So, in today’s blog, I wanted to talk about one of those tools: lighting–and how you can use it to emphasize and strengthen a video concept.
How Lighting Helps Create an Effective Story in Video Marketing
Lighting styles and techniques vary as widely as the stories they assist in telling. No one lighting setup or style works for everything when it comes to video marketing.
So, when deciding how you’re going to light your scene, consider the script.
What emotion are you wanting to evoke in this scene?
How do you show the audience that feeling?
As videographers, it may seem like our jobs are to manipulate lights and cameras to make beautiful images. That’s partially true, but what a good cinematographer really does is communicate and create feelings.
Here are three ways lighting helps you tell a story in video format:
#1: It creates a better contrast.
A high-contrast, shadowy image can create a very different feel than flat, even lighting. Many dramatic and serious scenes use higher contrast lighting to emphasize the moodiness, while comedies and corporate videos are usually less contrasted and evenly lit.
For example, if you’re a dentist, you probably want to avoid shadows and drama because, well, many people are already wary of going to see a dentist. Dark corners, backgrounds, or parts of a dentist’s face don’t exactly scream “cleanliness” or “trustworthiness” to viewers.
However, high key, low contrast lighting can make a subject appear more approachable and less mysterious. On the flip side, using contrast to create intrigue in your business or product can also keep viewers curious and make them take that next step to learn more or continue watching.
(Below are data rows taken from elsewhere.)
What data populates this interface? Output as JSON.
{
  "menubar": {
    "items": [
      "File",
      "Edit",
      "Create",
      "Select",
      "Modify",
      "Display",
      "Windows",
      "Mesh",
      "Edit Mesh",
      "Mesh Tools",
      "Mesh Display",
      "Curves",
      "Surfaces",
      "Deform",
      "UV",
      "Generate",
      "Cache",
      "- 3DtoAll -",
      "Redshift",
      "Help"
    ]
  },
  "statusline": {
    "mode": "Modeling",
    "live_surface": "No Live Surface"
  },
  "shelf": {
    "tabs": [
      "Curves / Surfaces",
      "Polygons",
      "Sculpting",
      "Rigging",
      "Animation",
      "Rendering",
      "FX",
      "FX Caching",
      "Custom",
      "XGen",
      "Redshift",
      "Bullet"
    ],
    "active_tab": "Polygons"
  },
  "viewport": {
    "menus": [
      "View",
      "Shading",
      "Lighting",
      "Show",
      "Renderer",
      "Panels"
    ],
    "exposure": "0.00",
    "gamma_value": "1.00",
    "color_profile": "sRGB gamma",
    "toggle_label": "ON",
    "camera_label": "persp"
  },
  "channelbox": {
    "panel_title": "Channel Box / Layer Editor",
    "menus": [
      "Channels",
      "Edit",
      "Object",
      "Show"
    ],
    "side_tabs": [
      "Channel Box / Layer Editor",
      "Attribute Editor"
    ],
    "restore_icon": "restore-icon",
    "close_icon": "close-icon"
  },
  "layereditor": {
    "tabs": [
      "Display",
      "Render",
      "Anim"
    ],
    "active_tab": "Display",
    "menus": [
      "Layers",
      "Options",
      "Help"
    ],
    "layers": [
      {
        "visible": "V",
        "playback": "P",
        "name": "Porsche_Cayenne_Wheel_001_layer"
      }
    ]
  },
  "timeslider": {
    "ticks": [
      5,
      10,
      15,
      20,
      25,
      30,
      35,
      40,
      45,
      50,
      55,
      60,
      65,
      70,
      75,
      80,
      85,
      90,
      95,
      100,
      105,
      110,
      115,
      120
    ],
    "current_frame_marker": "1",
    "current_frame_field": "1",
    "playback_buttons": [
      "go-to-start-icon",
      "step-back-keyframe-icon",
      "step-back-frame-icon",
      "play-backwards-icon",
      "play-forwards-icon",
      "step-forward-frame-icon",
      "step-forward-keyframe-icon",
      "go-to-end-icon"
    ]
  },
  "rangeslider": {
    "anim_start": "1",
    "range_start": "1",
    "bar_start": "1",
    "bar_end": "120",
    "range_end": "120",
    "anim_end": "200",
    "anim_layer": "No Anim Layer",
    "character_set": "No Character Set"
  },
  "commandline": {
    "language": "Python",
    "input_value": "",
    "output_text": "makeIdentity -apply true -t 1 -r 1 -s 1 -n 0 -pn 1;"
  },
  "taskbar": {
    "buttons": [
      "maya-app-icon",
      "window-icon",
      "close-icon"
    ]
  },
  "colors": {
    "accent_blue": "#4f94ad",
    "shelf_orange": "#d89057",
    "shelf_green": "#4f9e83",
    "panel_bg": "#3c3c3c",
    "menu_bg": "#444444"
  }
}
So, remember to compare and contrast (i.e., compare your lighting scheme to your message, and contrast light accordingly).
#2: It improves your video’s quality.
Hard and soft lighting convey very different emotions in your video. Where a hard light source intensifies shadows and creates harsh drop-offs on a subject, a soft light source gradually drops off to a shadow.
While, in many cases, soft light appears more flattering on a subject’s face by softening wrinkles or blemishes, that doesn’t mean there won’t be times when it’s not right for a project.
For example, if you’re trying to emphasize a farmer’s grit and experience, you might want to use hard light to accentuate the wrinkles, scars, or calluses on their skin to subliminally tell your audience that these individuals have been doing this a long time or that they’re not afraid of a hard day’s work.
Neither quality of light is better than the other. It’s all about what’s right for the story when you think about video marketing in 2021.
#3: The lighting direction helps you convey emotions.
In the same way, a videographer has to consider the best camera position for a shoot, they also need to consider the best lighting position for the scene. The video marketing ideas and possibilities are endless; you can light the scene from above, below, the front, behind, onside, offside, etc.
If you want a subject to appear mysterious, you can use a rim light to turn them into a silhouette and hide their face and emotions. If you want to make them appear evil or scary, you can light them from below or high above to create shadows in their eyes.
You can even use the direction to emphasize the lighting’s other properties. You could use an onside key (a light coming from the same direction as the camera) to create a flattering, more evenly lit image, for example.
Or, if you want more contrast, you could use an offside key (a key light on the side of the subject that’s not directly facing the camera) to create more lighting depth in your frame. Which direction is right for you is completely dependent on your story’s direction and the emotion you want to convey.
Remember this: any of these rules can be “broken.” You can use high-contrast lighting to subvert expectations and make a typically scary scene look comedic. You could even use silhouettes to create a nostalgic feeling or show that a subject is part of its environment.
There are a million ways to light a scene, but really, there are two: the one that’s right for the scene and the wrong way.
So, before you grab your C-stands and start setting up lights, go to the script, and ask yourself, “What is the desired emotional reaction?” Then, decide how you can help get your audience there with light. Lighting is a great way to serve the story, but remember: the story always comes first.